Virginia History

09/09/2014 - 3:01pm

The Central Rappahannock region produced many of the men who led the fight for independence and fashioned the new American nation. Some are remembered, and afforded their due. Some, like John Francis Mercer, are not remembered -- but should be….

08/27/2014 - 3:24pm

Chances are if you are studying colonial times, your teacher will assign a hands-on project. You could make a model of the Jamestown Fort or a copy of the Declaration of Independence-but why not try a craft that the colonists themselves would have done?

Every colonial family except for the very rich had to be able to make their own soap, candles, furniture, cloth, baskets, toys, and musical instruments. Below is one practical craft to try. Scroll down and check our lists of books and Web sites for more ideas.

08/12/2014 - 8:56am

By the Spotsylvania Department of Tourism

From The Start ...

Blacks first arrived in isolated and sparsely populated Spotsylvania County along with white settlers in the early 1700's. Through the years before the Civil War, as slaves and occasionally as free men and women, they were an important force in area development. Occupations included labor as farm and plantation workers, as domestic servants, and as artisans, such as blacksmiths, carpenters, coopers, and fine needleworkers. They also worked in the iron industries, mining, construction, shipping on the Rappahannock River, and in their own businesses.

By the first half of the 19th century, Spotsylvania County's population reached about 11,000, over half of whom were black.
Alex Haley's award winning novel, Roots, cast his African ancestor, Kunta Kinte, as a slave of a Spotsylvania family.

07/09/2014 - 11:38am

One of Fredericksburg's leading citizens was either a patriot or a traitor, depending on whether you favored coats of Tory red or Revolutionary blue.

05/16/2014 - 8:53am

By Thomas Mathew

When Nathaniel Bacon rose against the colonial government in 1676, the royal governor and his burgesses realized they needed the Queen of Pamunkey's help to staunch the insurrection amongst their own people. A remarkable first-hand account survives from all those years ago. It details the Queen's emotional reaction to their demands.

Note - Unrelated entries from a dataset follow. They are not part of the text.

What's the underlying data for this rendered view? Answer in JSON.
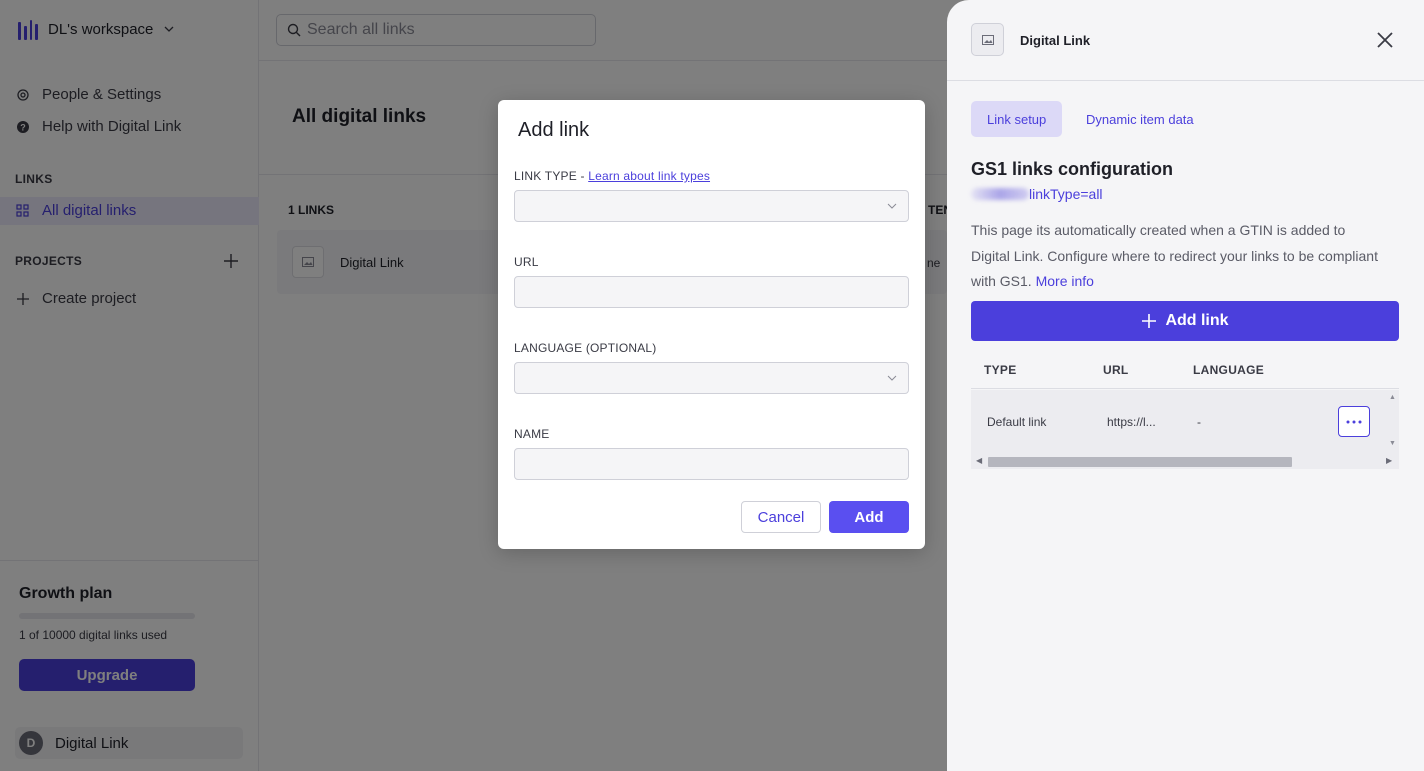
{
  "sidebar": {
    "workspace_name": "DL's workspace",
    "people_settings": "People & Settings",
    "help": "Help with Digital Link",
    "links_section": "LINKS",
    "all_links": "All digital links",
    "projects_section": "PROJECTS",
    "create_project": "Create project",
    "plan": {
      "title": "Growth plan",
      "usage": "1 of 10000 digital links used",
      "usage_fraction": 0.0001,
      "upgrade_label": "Upgrade"
    },
    "user": {
      "initial": "D",
      "name": "Digital Link"
    }
  },
  "search": {
    "placeholder": "Search all links"
  },
  "main": {
    "title": "All digital links",
    "count_label": "1 LINKS",
    "partial_column_header": "TEN",
    "rows": [
      {
        "name": "Digital Link",
        "partial_value": "ne"
      }
    ]
  },
  "panel": {
    "title": "Digital Link",
    "tabs": [
      "Link setup",
      "Dynamic item data"
    ],
    "config_title": "GS1 links configuration",
    "config_sub": "linkType=all",
    "description": "This page its automatically created when a GTIN is added to Digital Link. Configure where to redirect your links to be compliant with GS1.",
    "more_info": "More info",
    "add_link_label": "Add link",
    "table": {
      "headers": [
        "TYPE",
        "URL",
        "LANGUAGE"
      ],
      "rows": [
        {
          "type": "Default link",
          "url": "https://l...",
          "language": "-"
        }
      ]
    }
  },
  "modal": {
    "title": "Add link",
    "link_type_label": "LINK TYPE - ",
    "link_type_help": "Learn about link types",
    "url_label": "URL",
    "language_label": "LANGUAGE (OPTIONAL)",
    "name_label": "NAME",
    "link_type_value": "",
    "url_value": "",
    "language_value": "",
    "name_value": "",
    "cancel_label": "Cancel",
    "add_label": "Add"
  },
  "colors": {
    "accent": "#4b3fdc",
    "accent_light": "#5a4ff0",
    "overlay": "rgba(0,0,0,0.5)"
  }
}
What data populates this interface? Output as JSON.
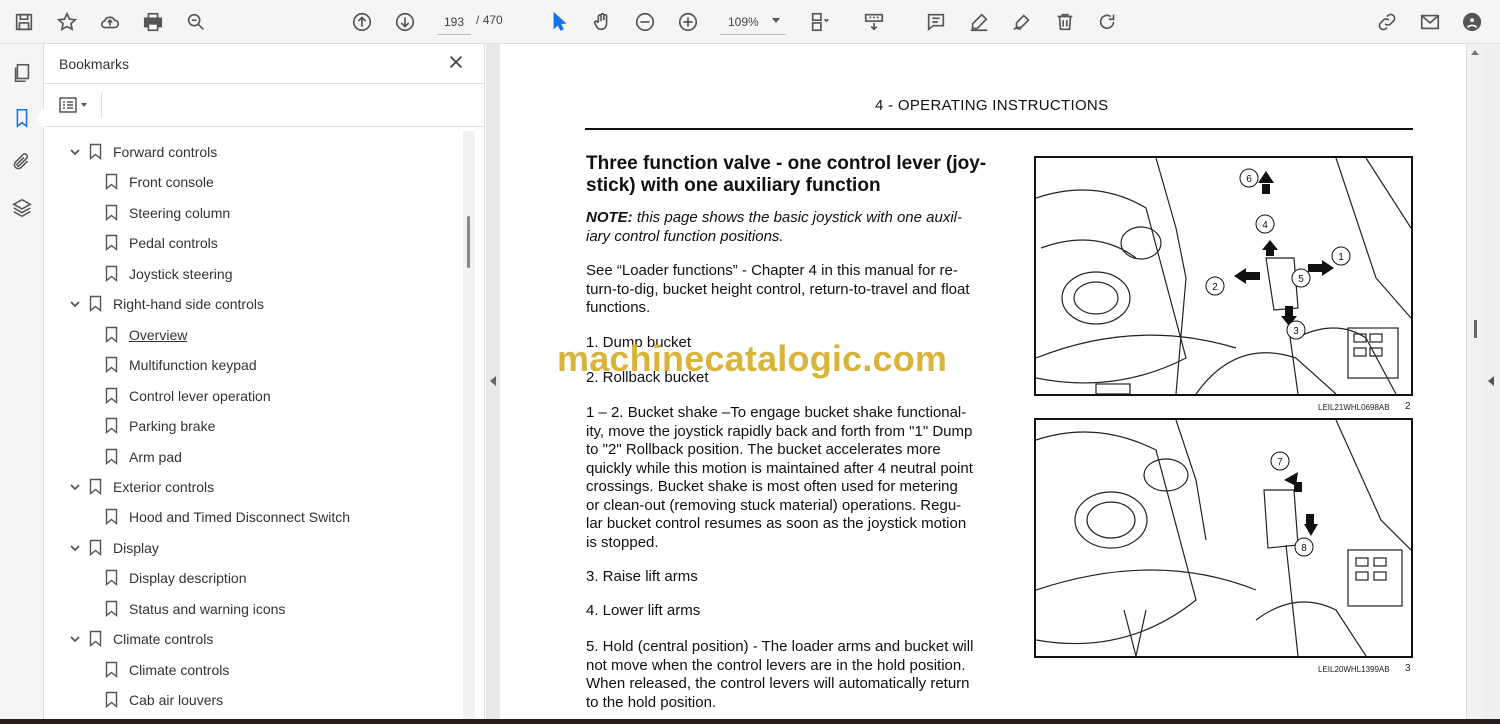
{
  "toolbar": {
    "current_page": "193",
    "page_separator": "/",
    "total_pages": "470",
    "zoom": "109%"
  },
  "bookmarks_panel": {
    "title": "Bookmarks",
    "items": [
      {
        "label": "Forward controls",
        "level": 1,
        "expanded": true
      },
      {
        "label": "Front console",
        "level": 2
      },
      {
        "label": "Steering column",
        "level": 2
      },
      {
        "label": "Pedal controls",
        "level": 2
      },
      {
        "label": "Joystick steering",
        "level": 2
      },
      {
        "label": "Right-hand side controls",
        "level": 1,
        "expanded": true
      },
      {
        "label": "Overview",
        "level": 2,
        "current": true
      },
      {
        "label": "Multifunction keypad",
        "level": 2
      },
      {
        "label": "Control lever operation",
        "level": 2
      },
      {
        "label": "Parking brake",
        "level": 2
      },
      {
        "label": "Arm pad",
        "level": 2
      },
      {
        "label": "Exterior controls",
        "level": 1,
        "expanded": true
      },
      {
        "label": "Hood and Timed Disconnect Switch",
        "level": 2
      },
      {
        "label": "Display",
        "level": 1,
        "expanded": true
      },
      {
        "label": "Display description",
        "level": 2
      },
      {
        "label": "Status and warning icons",
        "level": 2
      },
      {
        "label": "Climate controls",
        "level": 1,
        "expanded": true
      },
      {
        "label": "Climate controls",
        "level": 2
      },
      {
        "label": "Cab air louvers",
        "level": 2
      }
    ]
  },
  "document": {
    "header": "4 - OPERATING INSTRUCTIONS",
    "section_title_line1": "Three function valve - one control lever (joy-",
    "section_title_line2": "stick) with one auxiliary function",
    "note_label": "NOTE:",
    "note_text": " this page shows the basic joystick with one auxil-",
    "note_text2": "iary control function positions.",
    "see_text": [
      "See “Loader functions” - Chapter 4 in this manual for re-",
      "turn-to-dig, bucket height control, return-to-travel and float",
      "functions."
    ],
    "item1": "1.  Dump bucket",
    "item2": "2.  Rollback bucket",
    "shake_text": [
      "1 – 2. Bucket shake –To engage bucket shake functional-",
      "ity, move the joystick rapidly back and forth from \"1\" Dump",
      "to \"2\" Rollback position.  The bucket accelerates more",
      "quickly while this motion is maintained after 4 neutral point",
      "crossings. Bucket shake is most often used for metering",
      "or clean-out (removing stuck material) operations. Regu-",
      "lar bucket control resumes as soon as the joystick motion",
      "is stopped."
    ],
    "item3": "3.  Raise lift arms",
    "item4": "4.  Lower lift arms",
    "item5": [
      "5. Hold (central position) - The loader arms and bucket will",
      "not move when the control levers are in the hold position.",
      "When released, the control levers will automatically return",
      "to the hold position."
    ],
    "watermark": "machinecatalogic.com",
    "figure1": {
      "caption": "LEIL21WHL0698AB",
      "number": "2",
      "labels": [
        "1",
        "2",
        "3",
        "4",
        "5",
        "6"
      ]
    },
    "figure2": {
      "caption": "LEIL20WHL1399AB",
      "number": "3",
      "labels": [
        "7",
        "8"
      ]
    }
  }
}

02/25/2014 - 1:46pm

Fredericksburg's Mary Ball Washington was an intrepid 18th-century woman who raised five children alone. The oldest became the first President of the United States.

Mary Washington's name and heritage are alive and well in the Fredericksburg area and beyond. Her home is at the corner of Lewis and Charles streets; the Mary Washington Monument is on Washington Avenue, which was originally Mary Washington Avenue.

02/25/2014 - 12:55pm

He was a great leader, an inspiring general, and a reluctant president who was fully aware that his public identity would become the country's solace during the difficult times of crafting a new nation. His careful silences may have contributed to his social and political success, but they did not entirely satisfy a populace who desired an icon of such moral superiority that Parson Weems' largely fabricated Life of Washington was a bestseller for years.

02/24/2014 - 5:20pm

In 1916, Gari Melchers, an internationally famous painter, purchased the Belmont estate in Falmouth, Virginia. With the exception of some European travel in the 1920s, he made this his permanent home during the last decades of his life. Area residents and visitors are privileged to be able to visit this gem of a museum which combines a glimpse of the artist's home life as well as a tour of his studio.

01/30/2014 - 1:38pm

Travelers who take a turn off of busy Route 1 near Aquia Harbor find themselves viewing a living monument to colonial Virginia's past. Protected from the surrounding sprawl by its location, nestled on a hilltop surrounded by trees, this beautiful church dates to the decades before the Revolutionary War. Its long and sometimes difficult history--preserved in bricks, stone, and written memories, includes tales of preachers, firebrands, soldiers, and star-crossed lovers.

01/17/2014 - 12:02pm

What kinds of people settled the new lands of America? They had their own ideas about laws, religion, and what makes a good government. They were, in a word, independent.
In 1776, England was faraway, and people on this side of the Atlantic were heartily sick and tired of paying taxes on top of taxes to finance England's empty treasury. They were tired, too, of losing money by having the Crown interfere with their trade overseas. The men in the assemblies shouted that King George was a tyrant, so the King's men stopped the assemblies. When they still protested, the King brought in the army, making the colonists put them up in their houses. Any crimes the soldiers committed against the colonists were handled in the King's court by the King's judges.